If conditions change, I don't think it impossible that we move very quickly from discrimination to stigmatisation.
Do I reckon it possible that this could happen in Spain? In principle, one would say that nothing could be further from the Spanish culture than this kind of measures, i.e., the spartan application of fundamental human laws. In fact, it seems that it is not even necessary to compel people to take the vaccines, as Spain is one of the most vaccinated countries in the world, with 78 per cent of the population fully vaccinated. We are a gregorian country par excellence! But this kind of coercion doesn't marry well with the Spanish temper.
A loophole for the law
Traditionally, we as Spaniards lived quietly according to the old dictum: "Hecha la ley, hecha la trampa", which means: "For every law, there is a loophole". But now Spain is in the framework of the European Union.

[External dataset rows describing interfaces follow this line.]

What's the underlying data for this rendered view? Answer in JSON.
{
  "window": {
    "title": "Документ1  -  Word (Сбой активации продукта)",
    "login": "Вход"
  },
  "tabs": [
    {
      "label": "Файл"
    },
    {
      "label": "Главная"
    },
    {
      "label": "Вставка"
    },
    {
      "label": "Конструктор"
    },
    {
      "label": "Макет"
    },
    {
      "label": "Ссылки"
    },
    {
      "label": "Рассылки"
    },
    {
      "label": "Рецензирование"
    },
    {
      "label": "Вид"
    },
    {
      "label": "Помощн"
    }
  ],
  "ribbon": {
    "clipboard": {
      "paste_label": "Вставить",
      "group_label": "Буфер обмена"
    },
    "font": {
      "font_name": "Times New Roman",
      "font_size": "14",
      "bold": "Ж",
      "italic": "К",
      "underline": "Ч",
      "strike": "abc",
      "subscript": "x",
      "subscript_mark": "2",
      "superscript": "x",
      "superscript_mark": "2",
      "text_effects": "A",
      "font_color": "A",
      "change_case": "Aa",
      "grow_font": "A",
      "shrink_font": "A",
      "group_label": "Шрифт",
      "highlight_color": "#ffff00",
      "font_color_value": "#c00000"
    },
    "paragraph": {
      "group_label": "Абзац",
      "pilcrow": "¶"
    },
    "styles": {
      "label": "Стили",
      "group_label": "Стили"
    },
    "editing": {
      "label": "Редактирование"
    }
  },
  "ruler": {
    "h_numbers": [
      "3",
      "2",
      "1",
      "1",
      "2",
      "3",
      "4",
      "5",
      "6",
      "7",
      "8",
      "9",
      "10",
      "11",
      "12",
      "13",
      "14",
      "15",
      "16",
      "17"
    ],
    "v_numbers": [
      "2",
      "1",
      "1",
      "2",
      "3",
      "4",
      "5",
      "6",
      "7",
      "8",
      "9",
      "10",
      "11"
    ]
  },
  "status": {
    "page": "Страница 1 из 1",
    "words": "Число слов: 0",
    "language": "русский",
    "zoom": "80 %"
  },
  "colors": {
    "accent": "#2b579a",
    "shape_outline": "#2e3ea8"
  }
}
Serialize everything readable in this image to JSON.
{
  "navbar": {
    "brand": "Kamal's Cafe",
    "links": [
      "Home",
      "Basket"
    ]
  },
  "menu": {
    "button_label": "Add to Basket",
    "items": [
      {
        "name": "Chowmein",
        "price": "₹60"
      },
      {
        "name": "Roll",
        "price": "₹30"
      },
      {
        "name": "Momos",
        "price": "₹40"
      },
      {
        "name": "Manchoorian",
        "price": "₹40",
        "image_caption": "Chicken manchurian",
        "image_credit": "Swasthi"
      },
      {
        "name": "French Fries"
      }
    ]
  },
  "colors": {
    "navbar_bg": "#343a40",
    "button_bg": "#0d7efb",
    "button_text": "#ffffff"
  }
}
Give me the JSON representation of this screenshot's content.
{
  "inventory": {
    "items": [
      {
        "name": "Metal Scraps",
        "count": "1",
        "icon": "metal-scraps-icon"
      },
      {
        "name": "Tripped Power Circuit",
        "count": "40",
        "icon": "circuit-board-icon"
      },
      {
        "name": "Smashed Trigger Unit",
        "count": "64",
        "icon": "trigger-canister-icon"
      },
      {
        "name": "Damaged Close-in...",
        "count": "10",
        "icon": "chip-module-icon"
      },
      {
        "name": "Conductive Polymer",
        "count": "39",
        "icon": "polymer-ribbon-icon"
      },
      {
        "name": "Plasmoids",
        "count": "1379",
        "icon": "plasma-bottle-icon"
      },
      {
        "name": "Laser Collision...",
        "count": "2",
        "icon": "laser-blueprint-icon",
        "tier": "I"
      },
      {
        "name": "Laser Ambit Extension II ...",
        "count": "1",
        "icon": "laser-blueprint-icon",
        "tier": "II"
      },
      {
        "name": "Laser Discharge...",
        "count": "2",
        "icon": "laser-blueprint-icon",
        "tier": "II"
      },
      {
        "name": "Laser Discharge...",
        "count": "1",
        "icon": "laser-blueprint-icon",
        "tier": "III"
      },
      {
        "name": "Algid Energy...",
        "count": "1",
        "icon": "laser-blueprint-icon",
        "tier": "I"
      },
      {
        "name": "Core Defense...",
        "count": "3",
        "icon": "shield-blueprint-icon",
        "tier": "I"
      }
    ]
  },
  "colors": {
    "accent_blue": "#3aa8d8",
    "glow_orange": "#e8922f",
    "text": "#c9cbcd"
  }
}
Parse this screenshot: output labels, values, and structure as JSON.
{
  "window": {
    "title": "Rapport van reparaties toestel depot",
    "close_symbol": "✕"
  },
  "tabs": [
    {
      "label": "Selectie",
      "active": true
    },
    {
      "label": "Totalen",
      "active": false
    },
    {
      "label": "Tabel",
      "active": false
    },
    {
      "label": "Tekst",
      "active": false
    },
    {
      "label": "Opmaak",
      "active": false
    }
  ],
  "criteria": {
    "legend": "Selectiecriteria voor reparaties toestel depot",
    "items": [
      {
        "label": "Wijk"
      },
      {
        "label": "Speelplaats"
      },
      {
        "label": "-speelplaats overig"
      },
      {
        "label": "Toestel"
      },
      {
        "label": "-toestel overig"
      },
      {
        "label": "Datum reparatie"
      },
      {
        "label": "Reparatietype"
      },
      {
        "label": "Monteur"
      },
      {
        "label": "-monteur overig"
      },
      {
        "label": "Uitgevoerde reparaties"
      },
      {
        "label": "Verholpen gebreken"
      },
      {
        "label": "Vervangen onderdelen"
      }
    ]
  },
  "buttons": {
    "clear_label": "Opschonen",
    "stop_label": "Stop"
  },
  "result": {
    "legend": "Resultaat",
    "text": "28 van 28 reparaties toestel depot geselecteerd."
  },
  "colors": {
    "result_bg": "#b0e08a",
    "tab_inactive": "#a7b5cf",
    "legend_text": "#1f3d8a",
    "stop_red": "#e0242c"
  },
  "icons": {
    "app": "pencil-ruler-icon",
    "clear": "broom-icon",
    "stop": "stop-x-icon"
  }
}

As far as I understand, all the European Union does is follow the political dictates that come from the other side of the Atlantic.
Suppose progressive journalists repeat in unison what American progressive intellectuals say, and the left-wing parties put it into law in the end. In that case, this will be called the "universal democratic consensus" because the only thing the conservative parties do is conserve what the progressives have put into law.
How to do this in the church?
The past few months, I have been asking myself: How to manage this in the church, particularly the relationship between believers? Is there a biblical position on coronavirus vaccines?
The most precise answer I can give is what the apostle Paul teaches in Romans 14. There are matters where the Bible does not seem to provide a precise indication of where there are, in fact, differences of opinion and practice. In such cases, one should respect what other Christian choose freely according to his conscience. This is to serve and glorify the Lord who has redeemed us. Those who do not vaccinate should not judge those who vaccinate, and those who vaccinate should not condemn those who do not.
But that's not all, I think. In a more general sense, I would like to add something that cannot be overlooked: for a truly free and conscientious choice to be made, two conditions must first be met.
First, there must be complete and rigorous information about so-called vaccines and their effects. All scientific points of view are adequately presented, not only those that support the plans of governments. What are the differences between coronavirus vaccines and conventional vaccines? What are the differences between the four approved vaccines? How do they work?
Are the media properly informing that the European database on drug reactions, EudraVigilance, publishes weekly on the internet the adverse reactions to vaccines and that up to 15 June, there were more than 15,000 deaths and more than 1.5 million adverse reactions, half of them serious, in all the European Union? To be honest, I am afraid that's adequately reported. When people go to be vaccinated, are they informed about all this so that people freely give their "informed consent" to vaccines, as is still required by law?
And secondly, that the choice to be vaccinated or not has to be made in the absence of coercion. But if people get vaccinated to travel, have a social life or even work, it is no longer a genuinely free choice. Then people act out of fear of the social consequences of not getting vaccinated, which outweighs the fear of agreeing to put this experimental treatment into their own body.
The advocates of the "free choice" in other matters don't recognise it regarding the vaccines. For sure, this can be considered by many as a not so important fact. But as for me, this can be an idea to retain and a good starting point to discuss in the future other ethical issues as well.